For live music in mid-2022, that’s eight steps forward, one step back.
Sony Music’s first female lead
After nearly four decades, finally, a changing of the guard at Sony Music. Vanessa Picken will take over the top job at Sony Music later this year, leading the major music company’s business in Australia and New Zealand, and becoming the first woman to do so.
Announced in June, Picken’s appointment was greeted by the industry as a “monumental milestone” and a “history in the making”, and a fresh start for a company led by Denis Handlin for 37 years, a reign that ended ended in controversy a year. earlier.
Since then, Sony Music’s domestic operations have been overseen from the US headquarters.
The Picken era at Sony Music begins in September.
New government, new problems
There is change in the air. British Prime Minister Boris Johnson has received his marching orders, but who knows when he will finally march. Former US President Donald Trump is facing the heat for his role in the horrific January 6 uprising. And in these regions, a new government led by Prime Minister Anthony Albanese.
After nine years of profanity and bluster from Tony Abbott, then Malcolm Turnbull and, finally, Scott Morrison, the music industry breathed a collective sigh of relief as Albo and his ALP took the power on May 21.
The new boss is a music anorak, like the Minister of Culture Tony Burke, who has positioned himself as a friend of the music industry, and is pushing forward the national cultural policy, currently in the consultation phase.
Ahead of the election, the music industry presented a three-point plan, focused on direct investment in the creation of great new Australian music, skills development and global exports, incentivizing the use of content local on streaming and broadcast platforms, assurance of providing certainty for local audiences, and programs to build industry sustainability through strong intellectual property and national mentorship programs.
Whether the policy adopts these points will determine how long the music industry’s honeymoon period with the new government lasts.
In Liberal-ruled New South Wales, a bad smell is in the air. Just days away from Splendor in the Grass 2022, a new enforceable rule that requires under 18s to be accompanied by a “responsible adult” at all times during the event and exhibit venues. “Police will be present at the event, scanning the crowd to verify that minors are accompanied by a responsible adult,” read a statement from organizers.

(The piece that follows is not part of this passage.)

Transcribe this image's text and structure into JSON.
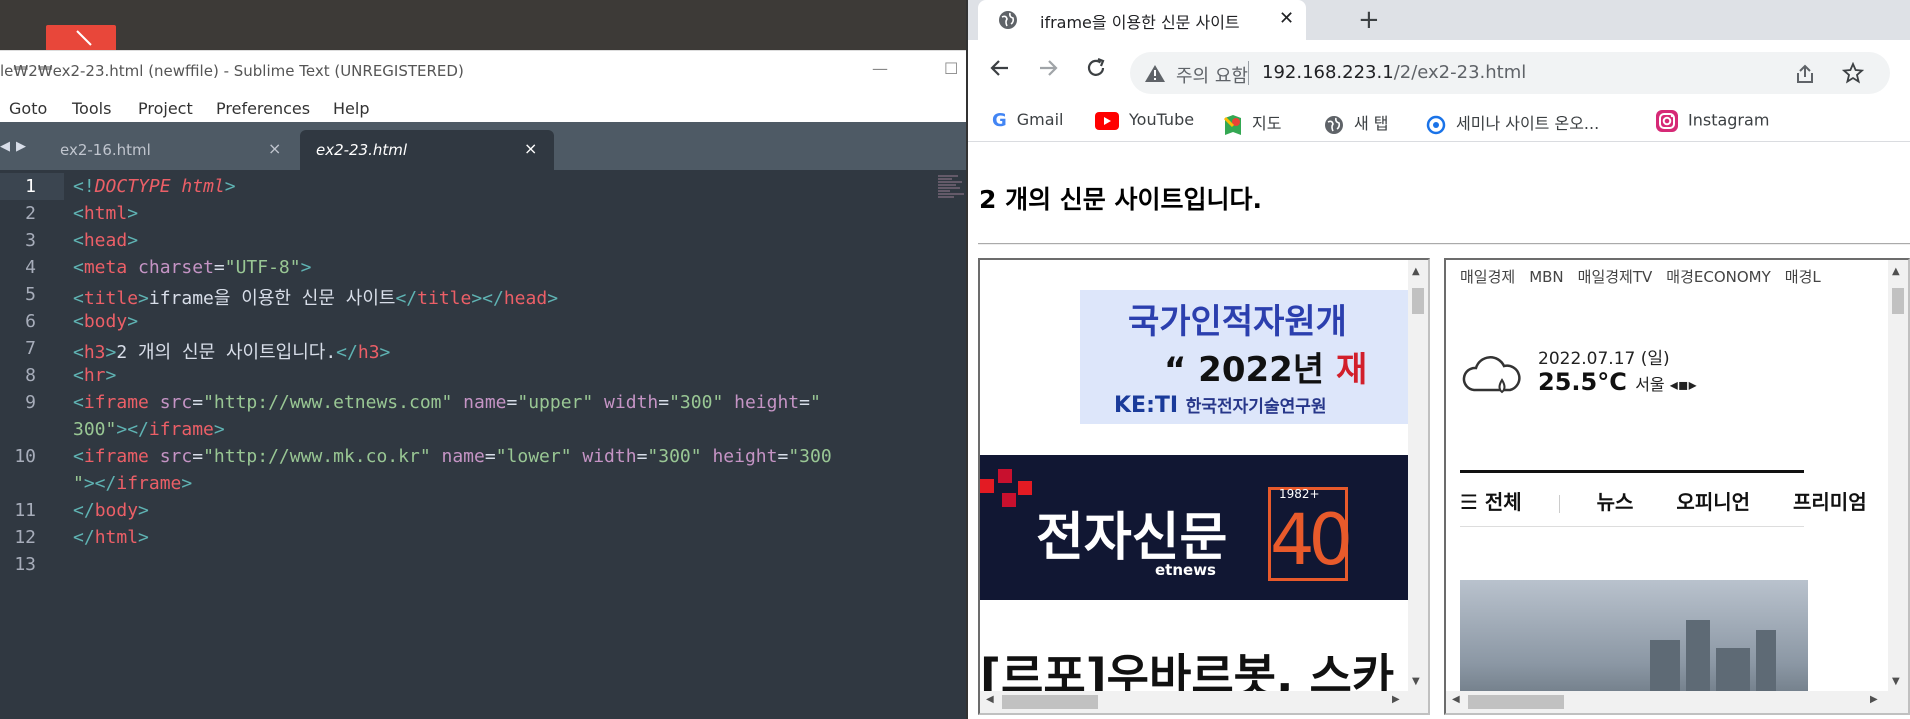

Important announcement regarding under 18s at Splendor. pic.twitter.com/g8EzlY50yR
— Splendor in the Grass (@SITG) July 11, 2022
#MeToo is always on the move
Change is coming, slowly and sometimes without warning.
The rotten culture that has spread through the halls of some music companies is set to be brought to light by an ongoing national review, set up to investigate sexual harm, harassment and discrimination in Australia’s music industry.
The Examination of Sexual Abuse, Sexual Harassment and Systemic Discrimination in the National Music Industry was announced late last year, with the ambition to learn and speak with all communities and roles within the music industry to understand what the industry will look like in 2022.
Led by ‘outside’ consultants Alexandra (Alex) Shehadie and Sam Turner, the review is under the auspices of the music industry charity Support Act, and unveiled with support from lobbying organizations APRA AMCOS, ARIA, PPCA and Australia Council, and has a total target budget of $400.00.
The project launched as the Australian music industry finally faces its #MeToo moment, with companies and industry leaders sending the message in 2021 that offensive actions in the workplace would no longer be tolerated.
Two of the top three music companies, Sony Music and Universal Music, have launched investigations into their own corporate cultures, and several high-level employees have been fired following investigations. WBU recently unveiled a restructuring of its management team following the departure of a co-chief executive as part of a review of its corporate culture.
For many, change cannot come soon enough.